(Collection entries)
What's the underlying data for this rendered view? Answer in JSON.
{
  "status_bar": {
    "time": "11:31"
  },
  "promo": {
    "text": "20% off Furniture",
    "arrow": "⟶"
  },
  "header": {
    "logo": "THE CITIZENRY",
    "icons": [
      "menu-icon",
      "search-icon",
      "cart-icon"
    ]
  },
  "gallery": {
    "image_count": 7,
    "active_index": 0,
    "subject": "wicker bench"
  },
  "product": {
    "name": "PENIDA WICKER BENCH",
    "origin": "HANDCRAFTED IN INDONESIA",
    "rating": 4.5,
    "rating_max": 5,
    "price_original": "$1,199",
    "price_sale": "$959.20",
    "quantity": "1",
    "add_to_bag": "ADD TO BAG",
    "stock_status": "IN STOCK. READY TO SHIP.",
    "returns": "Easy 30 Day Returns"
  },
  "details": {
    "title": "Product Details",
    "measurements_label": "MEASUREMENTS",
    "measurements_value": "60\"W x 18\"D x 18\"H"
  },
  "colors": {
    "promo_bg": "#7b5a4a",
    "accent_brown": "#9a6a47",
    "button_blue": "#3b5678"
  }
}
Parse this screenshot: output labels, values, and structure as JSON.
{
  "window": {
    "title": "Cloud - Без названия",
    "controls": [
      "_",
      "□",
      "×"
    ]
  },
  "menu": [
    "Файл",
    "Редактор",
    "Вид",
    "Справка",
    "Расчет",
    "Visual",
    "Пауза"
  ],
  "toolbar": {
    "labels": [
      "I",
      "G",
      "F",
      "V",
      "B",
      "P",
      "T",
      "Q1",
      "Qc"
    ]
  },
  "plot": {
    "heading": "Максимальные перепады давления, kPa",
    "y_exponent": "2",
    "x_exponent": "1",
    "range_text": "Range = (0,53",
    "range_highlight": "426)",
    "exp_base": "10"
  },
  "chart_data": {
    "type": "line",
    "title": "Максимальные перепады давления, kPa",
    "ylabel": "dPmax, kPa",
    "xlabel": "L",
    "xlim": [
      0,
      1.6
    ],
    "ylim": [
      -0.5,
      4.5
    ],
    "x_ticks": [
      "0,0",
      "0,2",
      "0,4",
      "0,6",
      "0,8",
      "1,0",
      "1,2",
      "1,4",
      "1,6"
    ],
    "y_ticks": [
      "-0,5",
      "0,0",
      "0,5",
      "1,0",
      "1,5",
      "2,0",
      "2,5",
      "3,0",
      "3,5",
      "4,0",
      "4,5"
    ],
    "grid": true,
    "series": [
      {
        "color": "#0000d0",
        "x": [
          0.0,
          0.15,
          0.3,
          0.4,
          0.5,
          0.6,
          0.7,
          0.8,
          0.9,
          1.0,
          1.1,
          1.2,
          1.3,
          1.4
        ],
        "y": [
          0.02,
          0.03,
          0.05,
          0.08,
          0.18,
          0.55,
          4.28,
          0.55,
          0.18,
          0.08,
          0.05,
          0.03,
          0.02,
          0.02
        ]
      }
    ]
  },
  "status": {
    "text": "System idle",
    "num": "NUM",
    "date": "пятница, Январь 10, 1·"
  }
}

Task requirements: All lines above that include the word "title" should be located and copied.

Final answer:
    "title": "Product Details",
    "title": "Cloud - Без названия",
    "title": "Максимальные перепады давления, kPa",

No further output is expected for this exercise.